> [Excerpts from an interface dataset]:
----

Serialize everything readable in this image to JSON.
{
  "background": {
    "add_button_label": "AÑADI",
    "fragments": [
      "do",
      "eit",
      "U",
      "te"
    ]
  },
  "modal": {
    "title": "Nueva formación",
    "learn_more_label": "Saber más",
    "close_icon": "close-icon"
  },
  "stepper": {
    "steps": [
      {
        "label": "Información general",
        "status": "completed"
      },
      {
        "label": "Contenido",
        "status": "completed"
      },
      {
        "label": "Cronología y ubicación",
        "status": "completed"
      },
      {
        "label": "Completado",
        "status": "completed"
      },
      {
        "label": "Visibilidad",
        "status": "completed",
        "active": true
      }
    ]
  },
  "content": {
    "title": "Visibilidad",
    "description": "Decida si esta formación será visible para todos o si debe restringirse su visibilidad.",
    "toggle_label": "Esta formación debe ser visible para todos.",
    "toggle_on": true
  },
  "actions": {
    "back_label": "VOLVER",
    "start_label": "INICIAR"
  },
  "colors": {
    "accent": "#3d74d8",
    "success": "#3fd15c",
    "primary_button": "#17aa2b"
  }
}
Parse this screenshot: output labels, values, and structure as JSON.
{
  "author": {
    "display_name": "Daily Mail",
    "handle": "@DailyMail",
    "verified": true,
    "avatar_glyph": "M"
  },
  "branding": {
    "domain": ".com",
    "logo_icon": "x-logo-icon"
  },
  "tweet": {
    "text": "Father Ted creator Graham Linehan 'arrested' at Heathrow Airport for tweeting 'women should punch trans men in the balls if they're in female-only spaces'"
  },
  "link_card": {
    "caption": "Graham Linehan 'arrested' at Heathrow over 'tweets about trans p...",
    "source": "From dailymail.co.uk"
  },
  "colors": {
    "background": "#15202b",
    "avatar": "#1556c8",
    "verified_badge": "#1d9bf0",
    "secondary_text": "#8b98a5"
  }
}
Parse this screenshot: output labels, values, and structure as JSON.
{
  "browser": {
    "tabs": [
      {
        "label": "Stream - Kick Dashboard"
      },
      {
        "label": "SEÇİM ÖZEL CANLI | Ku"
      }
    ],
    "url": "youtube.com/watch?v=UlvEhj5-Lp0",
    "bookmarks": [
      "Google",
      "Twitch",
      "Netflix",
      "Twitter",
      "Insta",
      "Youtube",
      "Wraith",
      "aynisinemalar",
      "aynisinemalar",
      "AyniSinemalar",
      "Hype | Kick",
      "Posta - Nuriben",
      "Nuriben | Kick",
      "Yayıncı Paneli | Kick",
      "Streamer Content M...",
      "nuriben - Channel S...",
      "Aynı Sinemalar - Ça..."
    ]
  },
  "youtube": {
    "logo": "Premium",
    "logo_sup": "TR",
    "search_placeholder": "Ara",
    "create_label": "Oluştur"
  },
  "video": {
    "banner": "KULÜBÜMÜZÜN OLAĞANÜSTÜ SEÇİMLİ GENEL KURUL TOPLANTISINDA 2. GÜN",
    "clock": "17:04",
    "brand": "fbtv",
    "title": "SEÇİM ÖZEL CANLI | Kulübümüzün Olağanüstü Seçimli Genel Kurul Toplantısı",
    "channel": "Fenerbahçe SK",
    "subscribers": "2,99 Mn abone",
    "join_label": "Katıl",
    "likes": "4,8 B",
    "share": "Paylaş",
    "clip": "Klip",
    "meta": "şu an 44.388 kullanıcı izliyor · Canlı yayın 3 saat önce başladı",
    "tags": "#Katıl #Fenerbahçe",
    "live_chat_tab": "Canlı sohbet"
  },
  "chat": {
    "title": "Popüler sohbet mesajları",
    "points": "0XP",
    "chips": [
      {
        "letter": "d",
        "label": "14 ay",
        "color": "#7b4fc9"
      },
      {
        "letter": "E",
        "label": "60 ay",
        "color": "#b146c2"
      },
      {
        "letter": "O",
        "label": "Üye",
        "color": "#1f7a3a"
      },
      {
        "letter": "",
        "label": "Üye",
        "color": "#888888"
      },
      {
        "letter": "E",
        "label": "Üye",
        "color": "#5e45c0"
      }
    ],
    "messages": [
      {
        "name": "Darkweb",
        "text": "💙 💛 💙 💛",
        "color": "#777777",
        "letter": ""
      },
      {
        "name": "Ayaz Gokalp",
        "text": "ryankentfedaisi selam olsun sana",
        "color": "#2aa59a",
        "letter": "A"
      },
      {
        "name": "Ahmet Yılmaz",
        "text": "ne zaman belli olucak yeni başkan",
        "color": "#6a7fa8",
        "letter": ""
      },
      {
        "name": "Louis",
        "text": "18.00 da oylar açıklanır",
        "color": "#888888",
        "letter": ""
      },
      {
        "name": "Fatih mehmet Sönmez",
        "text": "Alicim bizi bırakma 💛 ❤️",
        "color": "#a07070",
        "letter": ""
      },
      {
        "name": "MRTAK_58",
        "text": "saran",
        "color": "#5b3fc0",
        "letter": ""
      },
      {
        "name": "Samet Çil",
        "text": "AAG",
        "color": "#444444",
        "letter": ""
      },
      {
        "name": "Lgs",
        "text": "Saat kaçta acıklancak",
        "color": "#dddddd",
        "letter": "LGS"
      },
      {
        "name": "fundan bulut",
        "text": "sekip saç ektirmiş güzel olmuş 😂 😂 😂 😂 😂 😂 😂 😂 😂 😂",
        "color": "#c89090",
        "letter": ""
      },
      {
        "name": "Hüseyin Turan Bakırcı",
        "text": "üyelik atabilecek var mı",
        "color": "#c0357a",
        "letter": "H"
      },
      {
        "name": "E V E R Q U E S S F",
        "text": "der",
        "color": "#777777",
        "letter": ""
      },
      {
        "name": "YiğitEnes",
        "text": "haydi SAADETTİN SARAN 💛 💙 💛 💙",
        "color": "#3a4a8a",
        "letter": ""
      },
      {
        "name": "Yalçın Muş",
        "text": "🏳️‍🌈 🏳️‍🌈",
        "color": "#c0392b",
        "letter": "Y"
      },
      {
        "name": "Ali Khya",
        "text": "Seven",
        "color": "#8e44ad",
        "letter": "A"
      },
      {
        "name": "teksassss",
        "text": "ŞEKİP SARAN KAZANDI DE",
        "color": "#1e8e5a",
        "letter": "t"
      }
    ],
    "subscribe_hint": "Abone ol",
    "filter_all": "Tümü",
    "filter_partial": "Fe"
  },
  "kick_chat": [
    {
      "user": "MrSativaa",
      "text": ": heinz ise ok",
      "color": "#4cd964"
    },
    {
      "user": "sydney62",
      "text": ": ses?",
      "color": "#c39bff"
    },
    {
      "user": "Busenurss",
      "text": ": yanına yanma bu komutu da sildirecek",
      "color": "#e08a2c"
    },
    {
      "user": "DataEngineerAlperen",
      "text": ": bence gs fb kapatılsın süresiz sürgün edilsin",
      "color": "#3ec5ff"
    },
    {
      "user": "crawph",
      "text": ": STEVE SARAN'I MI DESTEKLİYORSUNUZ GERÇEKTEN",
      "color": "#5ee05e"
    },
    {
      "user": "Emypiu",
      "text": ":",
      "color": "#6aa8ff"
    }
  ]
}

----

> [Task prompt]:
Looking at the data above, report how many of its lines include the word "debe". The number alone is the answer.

> [Response to the exercise]:
2